(David Cheskin/PA)

(David Cheskin/PA)

The Government has signed new deals which it says will provide more than 90 million doses of Covid-19 vaccine.

In a statement from Business Secretary Alok Sharma, the Government said it has secured an agreement for 30 million doses of a vaccine being developed – and currently at phase two trials – by BioNTech and German firm Pfizer.

Mr Sharma said the Government has also done an in-principle deal for 60 million doses being developed by France’s Valneva.

The hunt to find a vaccine is a truly global endeavour and we are doing everything we can to ensure the British public get access to a safe and effective coronavirus vaccine as soon as possibleAlok Sharma

The partnerships mean England, Scotland, Wales and Northern Ireland could have access to enough doses to vaccinate and protect priority groups such as those at increased health risk and frontline workers.

Mr Sharma said the new agreements would “ensure the UK has the best chance possible of securing a vaccine that protects those most at risk”.

He added: “The hunt to find a vaccine is a truly global endeavour and we are doing everything we can to ensure the British public get access to a safe and effective coronavirus vaccine as soon as possible.”

The figure of 90 million is in addition to the 100 million doses of vaccine that are being developed by Oxford University in partnership with AstraZeneca, as well as another at Imperial College London which started human trials in June.

Initial data from the Oxford/AstraZeneca trial – which is now in its third phase of human trials in Brazil – expected to be released on Monday, with high expectations over its efficacy.

Chief medical officer Chris Whitty encouraged people to take part in coronavirus vaccine trials, adding that the willingness of patients to take part has already led to improved care around the world.

Professor Whitty said: “Now that there are several promising vaccines on the horizon, we need to call again on the generosity of the public to help find out which potential vaccines are the most effective.”

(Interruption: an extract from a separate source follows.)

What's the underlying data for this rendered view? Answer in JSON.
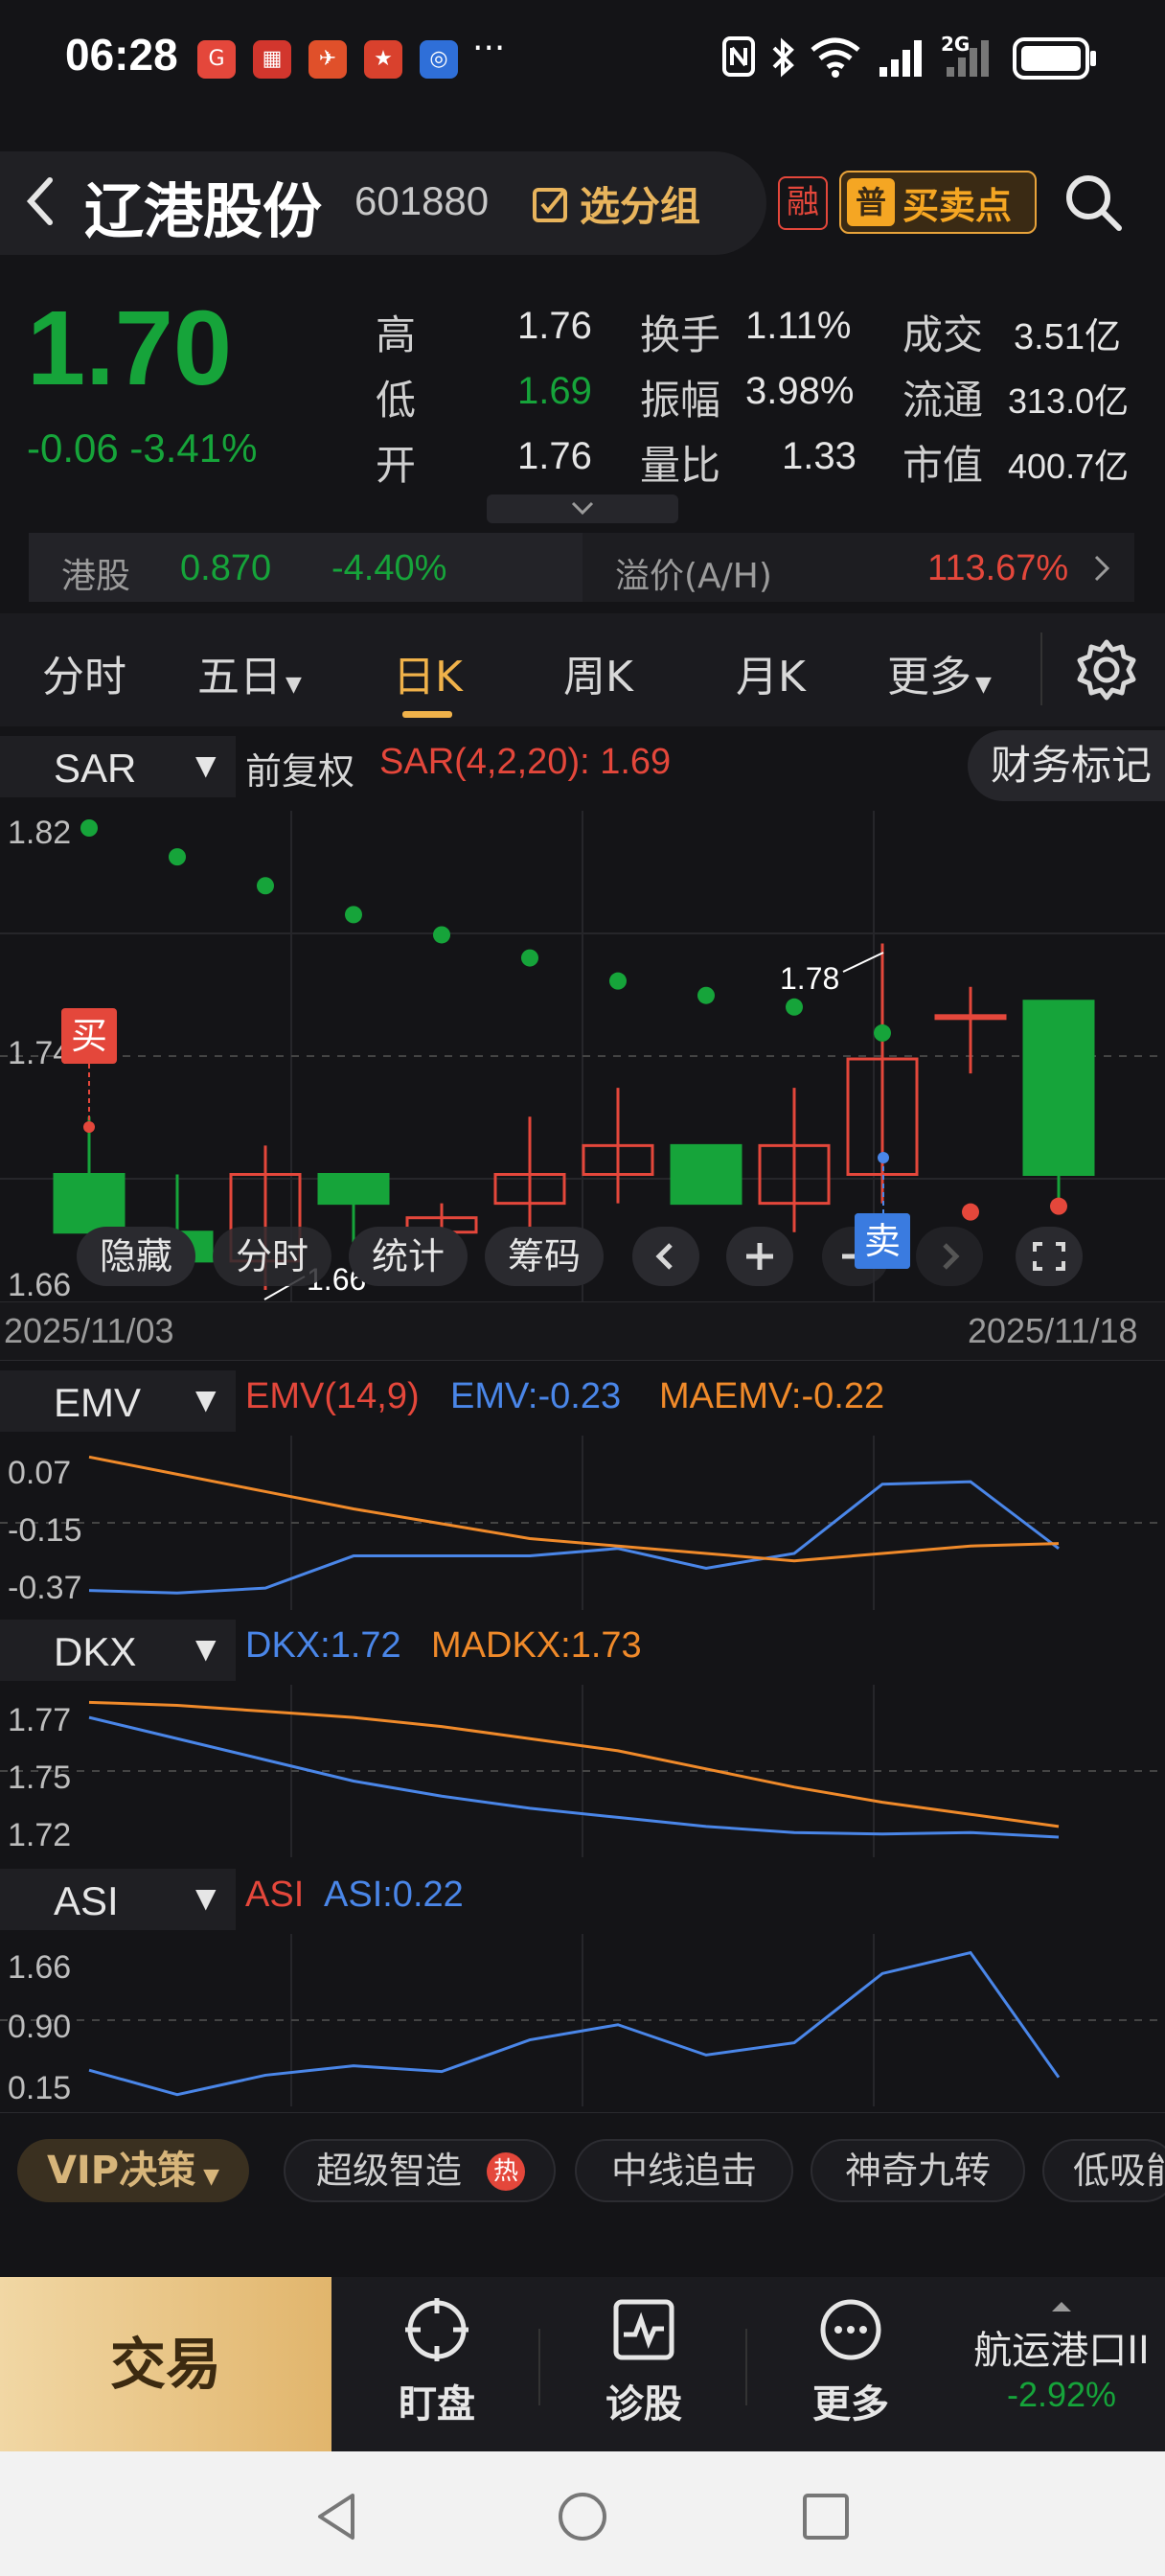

Health Secretary Matt Hancock said every volunteer “will be doing their bit towards finding a vaccine for Covid-19 that will have the potential to save millions of lives around the world and bring this pandemic to an end”.

PA